  • “He asked me to pay off an adult film star with whom he had an affair, and to lie to his wife about it, which I did. Lying to the First Lady is one of my biggest regrets. She is a kind, good person. I respect her greatly—and she did not deserve that,” Cohen said.
  • Trump tasked Cohen with handling the negative press surrounding his medical deferment from the Vietnam draft. “Mr. Trump claimed it was because of a bone spur, but when I asked for medical records, he gave me none and said there was no surgery,” Cohen remarked. “He told me not to answer the specific questions by reporters, but rather offer simply the fact that he received a medical deferment. He finished the conversation with the following comment. ‘You think I’m stupid? I wasn’t going to Vietnam.’

Cohen was reviled by the Republican members of the committee, who said they wondered why they were listening to additional testimony from a convicted liar who would be going to prison soon.

In addition to apologizing for his lies, Cohen stated, “I am not a perfect man. I have done things I am not proud of, and I will live with the consequences of my actions for the rest of my life. But today, I get to decide the example I set for my children and how I attempt to change how history will remember me. I may not be able to change the past, but I can do right by the American people here today.”

Research contact: @RepCummings

Trump Organization CFO Allen Weisselberg is granted immunity by federal prosecutors in Cohen probe

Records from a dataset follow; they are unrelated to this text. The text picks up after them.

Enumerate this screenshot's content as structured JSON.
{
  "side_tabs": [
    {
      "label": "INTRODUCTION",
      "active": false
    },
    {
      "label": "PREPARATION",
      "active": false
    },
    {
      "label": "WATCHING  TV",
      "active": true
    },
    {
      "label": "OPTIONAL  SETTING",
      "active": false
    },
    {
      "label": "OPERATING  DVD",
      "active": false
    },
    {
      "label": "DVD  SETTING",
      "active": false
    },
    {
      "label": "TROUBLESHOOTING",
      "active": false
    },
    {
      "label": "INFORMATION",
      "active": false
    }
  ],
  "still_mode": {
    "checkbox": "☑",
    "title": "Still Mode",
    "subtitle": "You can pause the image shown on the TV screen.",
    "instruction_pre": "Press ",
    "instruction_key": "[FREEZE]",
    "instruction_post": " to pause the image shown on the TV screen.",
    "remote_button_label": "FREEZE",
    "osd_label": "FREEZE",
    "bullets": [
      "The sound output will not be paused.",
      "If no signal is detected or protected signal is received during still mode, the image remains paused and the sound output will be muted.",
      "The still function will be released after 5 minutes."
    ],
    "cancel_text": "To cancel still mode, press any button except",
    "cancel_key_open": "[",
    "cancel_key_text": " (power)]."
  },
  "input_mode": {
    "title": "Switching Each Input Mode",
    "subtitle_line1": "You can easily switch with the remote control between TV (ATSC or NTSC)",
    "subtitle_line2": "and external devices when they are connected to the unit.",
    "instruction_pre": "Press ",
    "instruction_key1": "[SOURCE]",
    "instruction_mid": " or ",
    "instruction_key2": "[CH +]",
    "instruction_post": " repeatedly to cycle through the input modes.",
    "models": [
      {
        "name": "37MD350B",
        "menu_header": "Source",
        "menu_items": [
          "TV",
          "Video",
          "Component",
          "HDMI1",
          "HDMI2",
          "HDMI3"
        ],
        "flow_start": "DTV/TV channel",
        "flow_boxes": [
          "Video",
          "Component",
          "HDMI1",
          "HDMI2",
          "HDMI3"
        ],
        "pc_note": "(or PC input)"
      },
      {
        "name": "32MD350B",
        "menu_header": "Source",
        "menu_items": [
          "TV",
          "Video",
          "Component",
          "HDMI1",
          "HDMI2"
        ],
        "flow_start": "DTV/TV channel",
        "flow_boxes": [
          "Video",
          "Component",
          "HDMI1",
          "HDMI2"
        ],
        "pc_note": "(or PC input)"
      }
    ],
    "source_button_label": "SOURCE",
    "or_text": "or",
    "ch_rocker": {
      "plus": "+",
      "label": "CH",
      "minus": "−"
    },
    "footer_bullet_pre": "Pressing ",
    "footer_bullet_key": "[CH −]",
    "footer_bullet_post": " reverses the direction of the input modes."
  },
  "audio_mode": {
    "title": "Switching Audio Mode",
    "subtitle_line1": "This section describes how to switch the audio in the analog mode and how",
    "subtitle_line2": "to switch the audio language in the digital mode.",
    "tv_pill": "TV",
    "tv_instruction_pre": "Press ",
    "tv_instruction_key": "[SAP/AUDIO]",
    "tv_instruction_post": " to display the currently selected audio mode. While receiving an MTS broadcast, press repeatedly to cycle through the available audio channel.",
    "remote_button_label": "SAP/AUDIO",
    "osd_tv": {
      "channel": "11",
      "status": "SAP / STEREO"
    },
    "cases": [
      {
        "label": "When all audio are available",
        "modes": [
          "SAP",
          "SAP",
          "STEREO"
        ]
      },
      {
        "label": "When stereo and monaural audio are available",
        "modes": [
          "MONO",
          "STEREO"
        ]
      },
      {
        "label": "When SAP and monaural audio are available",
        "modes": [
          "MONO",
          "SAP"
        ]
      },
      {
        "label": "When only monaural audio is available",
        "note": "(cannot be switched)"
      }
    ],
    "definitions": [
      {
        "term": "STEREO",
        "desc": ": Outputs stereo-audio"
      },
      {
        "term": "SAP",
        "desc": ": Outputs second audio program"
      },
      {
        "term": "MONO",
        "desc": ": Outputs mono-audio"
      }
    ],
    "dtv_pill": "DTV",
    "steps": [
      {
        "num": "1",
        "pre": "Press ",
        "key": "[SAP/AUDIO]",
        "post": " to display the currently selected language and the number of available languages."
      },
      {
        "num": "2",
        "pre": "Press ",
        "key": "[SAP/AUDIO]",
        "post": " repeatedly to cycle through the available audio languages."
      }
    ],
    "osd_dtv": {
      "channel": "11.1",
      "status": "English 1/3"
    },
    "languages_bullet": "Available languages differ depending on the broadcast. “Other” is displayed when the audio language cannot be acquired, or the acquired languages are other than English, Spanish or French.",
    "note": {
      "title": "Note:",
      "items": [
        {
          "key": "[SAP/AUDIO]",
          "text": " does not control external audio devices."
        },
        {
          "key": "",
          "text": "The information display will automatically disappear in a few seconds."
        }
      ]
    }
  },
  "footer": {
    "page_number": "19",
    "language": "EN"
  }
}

August 27, 2018

Just when President Donald Trump might have thought it was safe to look at the news again, Allen Weisselberg, the chief financial officer of the Trump Organization, has been granted immunity by New York federal prosecutors in their investigation into the POTUS’s former personal attorney and “fixer” Michael Cohen—in which Trump already has been implicated, The Wall Street Journal  and MSNBC reported on August 24.

Cohen pleaded guilty on August 22 to violating campaign finance laws at Trump’s direction, when he paid hush money to prevent the stories of Stormy Daniels and Karen McDougal, two women who allegedly had extramarital affairs with Trump, from going public during Trump’s 2016 campaign.

According to the Journal’s report, Weisselberg was called to testify before a federal grand jury in the investigation last month—however, the details of that testimony remain unknown. It is unclear whether the CFO knew, or talked about, Trump’s knowledge of the payments.

However, a former Trump organization executive told the news outlet that Trump would sometimes point out to him how loyal Weisselberg had been to him for decades.

A spokesperson for the Manhattan U.S. attorney’s office declined to comment to the Journal about Weisselberg’s  role in the investigation—and a spokesperson for the Trump Organization didn’t respond either.

According to the news outlet, “The subpoena illustrates that investigators are seeking input from Trump’s closest colleagues in the Trump Organization, particularly those with knowledge of the company’s financial dealings.”

The Huffington Post reported on August 24 that “No one knows Trump’s finances better than Weisselberg.” Aside from Trump himself, the HuffPost said, Weisselberg is the longest-serving employee of the Trump Organization. He has worked for the company since the 1970s, beginning as an accountant with Fred Trump, the president’s father, and working his way up to chief financial officer.

A poll of registered voters released by Fox News on August 23 shows approval of Special Counsel Robert Mueller’s investigation of Russian intervention in the 2016 U.S. presidential election is at 59%, up 11 points from July. What’s more, 40% expect the probe will find President Donald Trump committed criminal or impeachable offenses.

Research contact: @foxnewspoll